However, progress was more limited in the military sphere. Both sides signed an incidents-at-sea agreement and discussed increasing cooperation in the fight against terrorism, a threat to both states, but from very different sources. Russian officials worry about public support for the Chechens in Turkey while Turkey fears Islamic Kurdish terrorists who have repeatedly committed attacks inside Turkey. However, both sides appear to seek enhanced cooperation in the Black Sea within the framework of the BlackSeaForce agreement (RIA-Novosti, December 7). Iraq, Georgia, and Central Asia were also discussed in Ankara.
But the major disappointment is in the military-industrial sector, particularly the failure to obtain a contract to sell Turkey Russia’s KA-50 helicopter (RIA-Novosti, December 7). Arms sales remain a vital sector of the Russian economy not just for the revenues they generate, but because without them the entire defense industrial sector would be at risk. Therefore it is clearly important to Putin and to Ivanov that Russia be allowed to compete for Turkish weapons sales tenders on an equal basis with other sellers, primarily NATO members and Israel.
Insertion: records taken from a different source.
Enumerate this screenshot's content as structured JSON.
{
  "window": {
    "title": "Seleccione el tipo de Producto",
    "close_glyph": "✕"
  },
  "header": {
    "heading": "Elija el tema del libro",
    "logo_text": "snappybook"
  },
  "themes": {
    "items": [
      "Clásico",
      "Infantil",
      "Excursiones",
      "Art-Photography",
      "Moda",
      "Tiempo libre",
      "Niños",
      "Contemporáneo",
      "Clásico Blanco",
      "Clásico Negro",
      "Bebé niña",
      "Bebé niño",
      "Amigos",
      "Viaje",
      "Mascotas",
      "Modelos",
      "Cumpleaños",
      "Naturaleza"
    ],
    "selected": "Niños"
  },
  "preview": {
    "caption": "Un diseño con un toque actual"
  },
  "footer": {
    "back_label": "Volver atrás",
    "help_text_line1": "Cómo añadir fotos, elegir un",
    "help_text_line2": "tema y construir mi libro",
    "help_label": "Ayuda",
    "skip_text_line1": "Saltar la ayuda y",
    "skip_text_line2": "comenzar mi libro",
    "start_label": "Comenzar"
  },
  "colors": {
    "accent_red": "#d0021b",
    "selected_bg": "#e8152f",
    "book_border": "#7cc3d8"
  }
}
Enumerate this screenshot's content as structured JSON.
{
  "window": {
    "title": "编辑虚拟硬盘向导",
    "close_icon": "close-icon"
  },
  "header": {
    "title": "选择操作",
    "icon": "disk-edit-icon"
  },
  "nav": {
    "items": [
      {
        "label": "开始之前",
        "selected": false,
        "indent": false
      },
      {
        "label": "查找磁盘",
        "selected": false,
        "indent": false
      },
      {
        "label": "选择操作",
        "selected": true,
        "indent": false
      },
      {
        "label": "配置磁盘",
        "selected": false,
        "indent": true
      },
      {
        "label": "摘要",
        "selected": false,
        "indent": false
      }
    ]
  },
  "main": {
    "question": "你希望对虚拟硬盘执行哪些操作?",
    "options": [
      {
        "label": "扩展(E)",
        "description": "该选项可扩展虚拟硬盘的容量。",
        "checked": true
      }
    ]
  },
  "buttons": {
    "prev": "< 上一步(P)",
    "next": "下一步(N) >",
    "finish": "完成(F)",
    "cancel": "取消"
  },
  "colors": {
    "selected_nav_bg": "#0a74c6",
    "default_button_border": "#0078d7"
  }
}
Ivanov stressed that authorized Russian companies wish to bid on Turkish contracts and to discuss issues relating to licensing of the manufacture of Russian weapons at Turkish-based industrial facilities, as Russia now does with India and China (RIA-Novosti, December 7; Novye izvestiya, December 8).
On balance, the issues addressed during Putin’s visit to Turkey seem to be the usual economic dimension of Russia’s foreign policy: arms sales, energy, and attempts to stimulate foreign investment in Russia as well as expanded opportunities for Russian exporters and investors abroad. However, behind that regular itinerary lurks Moscow’s anxiety about the implications of EU expansion, Turkey’s potential membership, and the unresolved security situation in Russia’s South.
Likewise, Moscow wants to incline Turkey more to its point of view than to Washington’s in regard to major issues in world politics through the economic levers at its disposal, even if they are limited ones. Undoubtedly the impact of Turkish membership in the EU, if it comes about, will have profound implications for these relations. Turkey’s growing stature and importance in world politics suggests that Russia will find competition for its favor and it may not be able to keep pace with rivals such as the EU and the United States, which have even more to offer Turkey than does Russia.